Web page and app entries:
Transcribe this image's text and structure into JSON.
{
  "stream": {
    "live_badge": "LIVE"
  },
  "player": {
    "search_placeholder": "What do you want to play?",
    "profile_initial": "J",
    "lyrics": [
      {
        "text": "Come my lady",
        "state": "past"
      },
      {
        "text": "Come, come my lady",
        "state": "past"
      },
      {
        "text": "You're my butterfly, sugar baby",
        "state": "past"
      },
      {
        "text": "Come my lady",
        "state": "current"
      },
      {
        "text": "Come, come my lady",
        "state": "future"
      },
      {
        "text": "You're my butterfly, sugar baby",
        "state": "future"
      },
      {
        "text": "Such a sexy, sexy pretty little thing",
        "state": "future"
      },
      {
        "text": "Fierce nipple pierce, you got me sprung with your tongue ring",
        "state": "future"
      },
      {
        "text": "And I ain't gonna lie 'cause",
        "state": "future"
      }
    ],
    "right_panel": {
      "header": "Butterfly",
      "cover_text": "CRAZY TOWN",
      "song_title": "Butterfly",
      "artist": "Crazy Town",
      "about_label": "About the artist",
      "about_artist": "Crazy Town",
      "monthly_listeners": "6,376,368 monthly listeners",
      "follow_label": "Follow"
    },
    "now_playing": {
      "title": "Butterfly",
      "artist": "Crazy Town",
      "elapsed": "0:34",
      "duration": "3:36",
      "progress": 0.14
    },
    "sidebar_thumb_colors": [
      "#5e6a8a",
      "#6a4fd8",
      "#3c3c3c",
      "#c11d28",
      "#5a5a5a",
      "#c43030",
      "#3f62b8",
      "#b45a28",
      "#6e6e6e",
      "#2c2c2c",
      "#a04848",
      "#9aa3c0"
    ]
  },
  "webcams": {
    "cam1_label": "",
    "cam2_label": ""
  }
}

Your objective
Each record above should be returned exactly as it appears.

Exercise answer
Transcribe this image's text and structure into JSON.
{
  "stream": {
    "live_badge": "LIVE"
  },
  "player": {
    "search_placeholder": "What do you want to play?",
    "profile_initial": "J",
    "lyrics": [
      {
        "text": "Come my lady",
        "state": "past"
      },
      {
        "text": "Come, come my lady",
        "state": "past"
      },
      {
        "text": "You're my butterfly, sugar baby",
        "state": "past"
      },
      {
        "text": "Come my lady",
        "state": "current"
      },
      {
        "text": "Come, come my lady",
        "state": "future"
      },
      {
        "text": "You're my butterfly, sugar baby",
        "state": "future"
      },
      {
        "text": "Such a sexy, sexy pretty little thing",
        "state": "future"
      },
      {
        "text": "Fierce nipple pierce, you got me sprung with your tongue ring",
        "state": "future"
      },
      {
        "text": "And I ain't gonna lie 'cause",
        "state": "future"
      }
    ],
    "right_panel": {
      "header": "Butterfly",
      "cover_text": "CRAZY TOWN",
      "song_title": "Butterfly",
      "artist": "Crazy Town",
      "about_label": "About the artist",
      "about_artist": "Crazy Town",
      "monthly_listeners": "6,376,368 monthly listeners",
      "follow_label": "Follow"
    },
    "now_playing": {
      "title": "Butterfly",
      "artist": "Crazy Town",
      "elapsed": "0:34",
      "duration": "3:36",
      "progress": 0.14
    },
    "sidebar_thumb_colors": [
      "#5e6a8a",
      "#6a4fd8",
      "#3c3c3c",
      "#c11d28",
      "#5a5a5a",
      "#c43030",
      "#3f62b8",
      "#b45a28",
      "#6e6e6e",
      "#2c2c2c",
      "#a04848",
      "#9aa3c0"
    ]
  },
  "webcams": {
    "cam1_label": "",
    "cam2_label": ""
  }
}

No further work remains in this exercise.